Boredom has distinct physical and mental qualities.
Investigation of these qualities is by definition the antithesis of boredom.
For me, there seem to be two kinds.
One is a dull heavy blanket that makes me lean to one side or slump.
Paradoxically, at the same time the mind is exhausting itself running in circles half-awake, thinking about everything and nothing.
When I feel bored and tired it's actually because my mind is exhausting itself this way.
Noticing this and coming back to the object of meditation helps redirect all that energy.
It's amazing how bored sleepiness dissipates when re-collecting the mind onto the breath.
I'd say this boredom's root is ignorance, ignoring this present experience.
Just coming back to what you're doing is a good antidote.
The other main kind of boredom is resentful.
I don't WANT to be doing this, this chore needs to be done or that book would be a lot more interesting.
Thoughts and agitation can feel like bees trapped in a jar.
I'd say this boredom's root is aversion, obviously to meditation.
Your choice of antidotes to aversion will help.
I try to think something like, "I know this is worthwhile, and for the benefit of others. What a precious opportunity that few get! I shouldn't waste it."
Anything to engender the gratitude and energy that are helpful in meditation.

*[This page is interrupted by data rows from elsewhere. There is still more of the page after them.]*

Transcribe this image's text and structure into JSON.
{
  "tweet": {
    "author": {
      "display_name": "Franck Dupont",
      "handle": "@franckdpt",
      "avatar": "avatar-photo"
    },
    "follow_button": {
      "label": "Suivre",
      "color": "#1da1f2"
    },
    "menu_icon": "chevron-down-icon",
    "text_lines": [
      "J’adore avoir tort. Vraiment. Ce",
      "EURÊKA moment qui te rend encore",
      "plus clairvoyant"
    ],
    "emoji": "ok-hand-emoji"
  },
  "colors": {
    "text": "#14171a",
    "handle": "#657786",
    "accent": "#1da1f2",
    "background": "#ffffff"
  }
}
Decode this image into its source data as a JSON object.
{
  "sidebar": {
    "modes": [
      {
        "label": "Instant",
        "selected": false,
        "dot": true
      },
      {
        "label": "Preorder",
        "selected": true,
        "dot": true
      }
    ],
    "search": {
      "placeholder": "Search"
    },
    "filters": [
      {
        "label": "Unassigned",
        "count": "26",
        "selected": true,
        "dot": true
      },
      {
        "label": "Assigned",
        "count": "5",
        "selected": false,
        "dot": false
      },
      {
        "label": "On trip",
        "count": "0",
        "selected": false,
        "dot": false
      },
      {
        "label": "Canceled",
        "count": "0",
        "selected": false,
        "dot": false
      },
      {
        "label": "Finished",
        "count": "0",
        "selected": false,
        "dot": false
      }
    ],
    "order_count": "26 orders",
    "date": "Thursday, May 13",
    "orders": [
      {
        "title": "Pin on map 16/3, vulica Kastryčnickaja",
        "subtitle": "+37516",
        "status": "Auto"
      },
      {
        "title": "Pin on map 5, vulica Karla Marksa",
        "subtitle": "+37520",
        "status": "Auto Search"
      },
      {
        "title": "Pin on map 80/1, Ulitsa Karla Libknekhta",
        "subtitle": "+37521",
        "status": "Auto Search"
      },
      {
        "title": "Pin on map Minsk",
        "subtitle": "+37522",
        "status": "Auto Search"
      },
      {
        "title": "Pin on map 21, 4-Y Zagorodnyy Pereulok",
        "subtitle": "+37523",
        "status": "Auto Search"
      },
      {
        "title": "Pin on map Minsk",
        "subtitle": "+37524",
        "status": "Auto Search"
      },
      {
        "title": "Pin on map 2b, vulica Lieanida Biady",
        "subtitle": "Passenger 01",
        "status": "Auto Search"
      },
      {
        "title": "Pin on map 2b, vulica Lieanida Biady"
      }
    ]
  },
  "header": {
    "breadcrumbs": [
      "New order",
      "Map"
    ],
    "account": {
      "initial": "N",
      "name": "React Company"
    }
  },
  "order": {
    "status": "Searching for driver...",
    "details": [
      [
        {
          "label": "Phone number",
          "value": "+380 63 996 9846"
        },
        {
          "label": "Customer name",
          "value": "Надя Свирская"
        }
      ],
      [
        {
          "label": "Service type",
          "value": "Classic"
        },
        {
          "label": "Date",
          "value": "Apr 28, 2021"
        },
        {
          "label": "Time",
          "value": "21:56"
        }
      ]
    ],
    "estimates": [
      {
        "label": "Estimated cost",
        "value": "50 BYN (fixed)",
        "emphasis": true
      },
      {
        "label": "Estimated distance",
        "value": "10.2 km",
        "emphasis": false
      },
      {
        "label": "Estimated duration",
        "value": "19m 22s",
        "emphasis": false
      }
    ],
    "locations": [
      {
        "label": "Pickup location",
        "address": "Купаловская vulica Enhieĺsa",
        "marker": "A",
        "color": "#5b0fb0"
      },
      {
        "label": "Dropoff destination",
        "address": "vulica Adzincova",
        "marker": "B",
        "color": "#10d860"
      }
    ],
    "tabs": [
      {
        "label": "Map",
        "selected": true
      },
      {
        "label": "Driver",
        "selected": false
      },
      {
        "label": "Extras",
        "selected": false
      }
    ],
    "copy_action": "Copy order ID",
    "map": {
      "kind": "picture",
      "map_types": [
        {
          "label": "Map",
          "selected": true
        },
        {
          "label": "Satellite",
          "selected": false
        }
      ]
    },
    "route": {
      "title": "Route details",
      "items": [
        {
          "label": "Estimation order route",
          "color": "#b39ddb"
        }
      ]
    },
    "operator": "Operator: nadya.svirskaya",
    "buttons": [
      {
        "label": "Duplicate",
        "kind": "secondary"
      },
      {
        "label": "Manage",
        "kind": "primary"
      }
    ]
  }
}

It's extremely hard to sit through agitated boredom.
But a lot of meditation is precisely this kind of fact finding.
What are the qualities of my experience?
How will I recognize them in the future and not get swept away?
What happens if I watch this rise and fall?
Usually we don't let it get to the "fall" stage before reacting, including boredom.
Also, Henepola Gunaratana said that if you're bored during breathing/walking meditation, you can rest assured that you haven't properly investigated your object.
That is, you've already made the breath or a step into a two-dimensional picture to put on a mental shelf.
It no longer reflects the vibrant vitality of experience.
Finally, one antidote to boredom that I find fascinating is being like a mental gatekeeper.
Watch your object closely, and try to notice the sensation right before the mind tries to shift to something else.
You may be surprised at what you notice.